**Your task**
Before copying, set the pictures aside; then repeat every line below verbatim.

+++++

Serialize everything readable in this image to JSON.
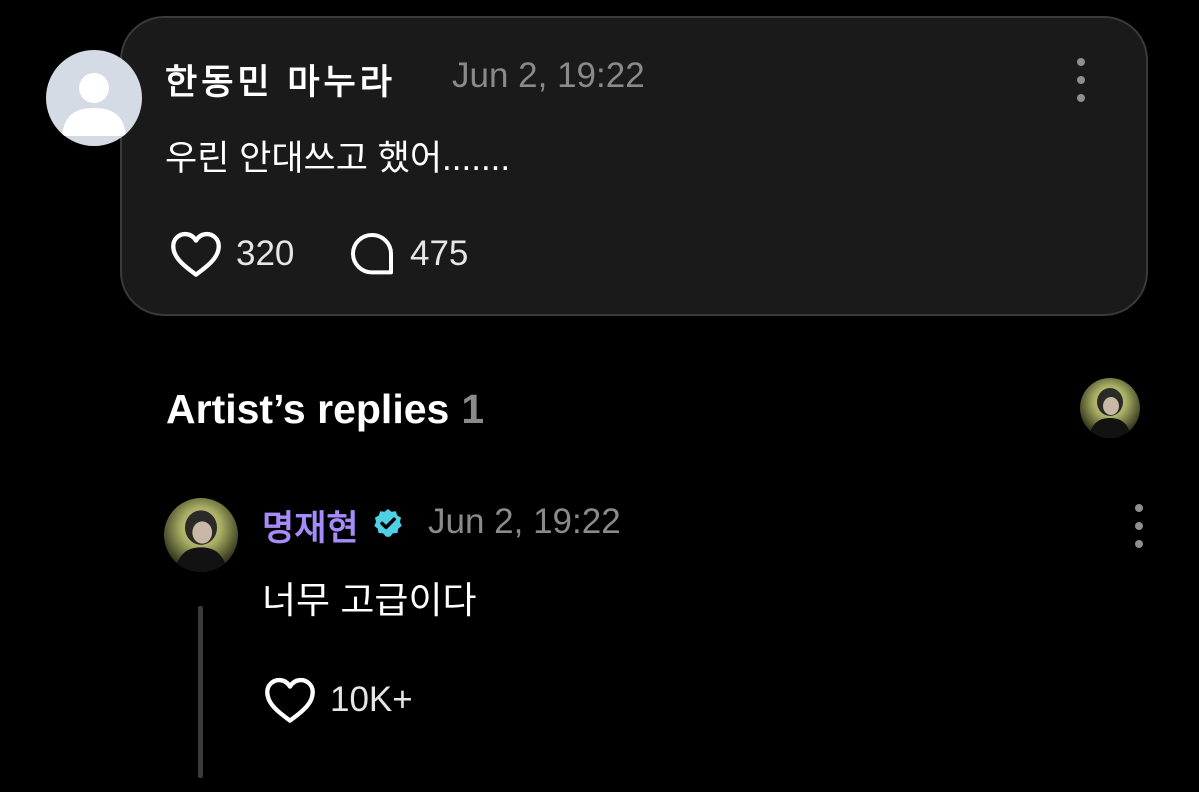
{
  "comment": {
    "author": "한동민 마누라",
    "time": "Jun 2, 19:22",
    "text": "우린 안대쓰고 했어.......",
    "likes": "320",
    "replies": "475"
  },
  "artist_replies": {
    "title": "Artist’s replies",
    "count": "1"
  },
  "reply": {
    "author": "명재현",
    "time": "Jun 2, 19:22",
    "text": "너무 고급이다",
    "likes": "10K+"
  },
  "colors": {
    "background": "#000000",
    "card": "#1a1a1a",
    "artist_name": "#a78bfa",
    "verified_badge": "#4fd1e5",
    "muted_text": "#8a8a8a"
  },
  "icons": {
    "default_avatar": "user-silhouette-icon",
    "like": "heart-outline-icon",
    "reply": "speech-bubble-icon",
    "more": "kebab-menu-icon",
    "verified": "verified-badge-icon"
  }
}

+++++

**Answer to this task**
Serialize everything readable in this image to JSON.
{
  "comment": {
    "author": "한동민 마누라",
    "time": "Jun 2, 19:22",
    "text": "우린 안대쓰고 했어.......",
    "likes": "320",
    "replies": "475"
  },
  "artist_replies": {
    "title": "Artist’s replies",
    "count": "1"
  },
  "reply": {
    "author": "명재현",
    "time": "Jun 2, 19:22",
    "text": "너무 고급이다",
    "likes": "10K+"
  },
  "colors": {
    "background": "#000000",
    "card": "#1a1a1a",
    "artist_name": "#a78bfa",
    "verified_badge": "#4fd1e5",
    "muted_text": "#8a8a8a"
  },
  "icons": {
    "default_avatar": "user-silhouette-icon",
    "like": "heart-outline-icon",
    "reply": "speech-bubble-icon",
    "more": "kebab-menu-icon",
    "verified": "verified-badge-icon"
  }
}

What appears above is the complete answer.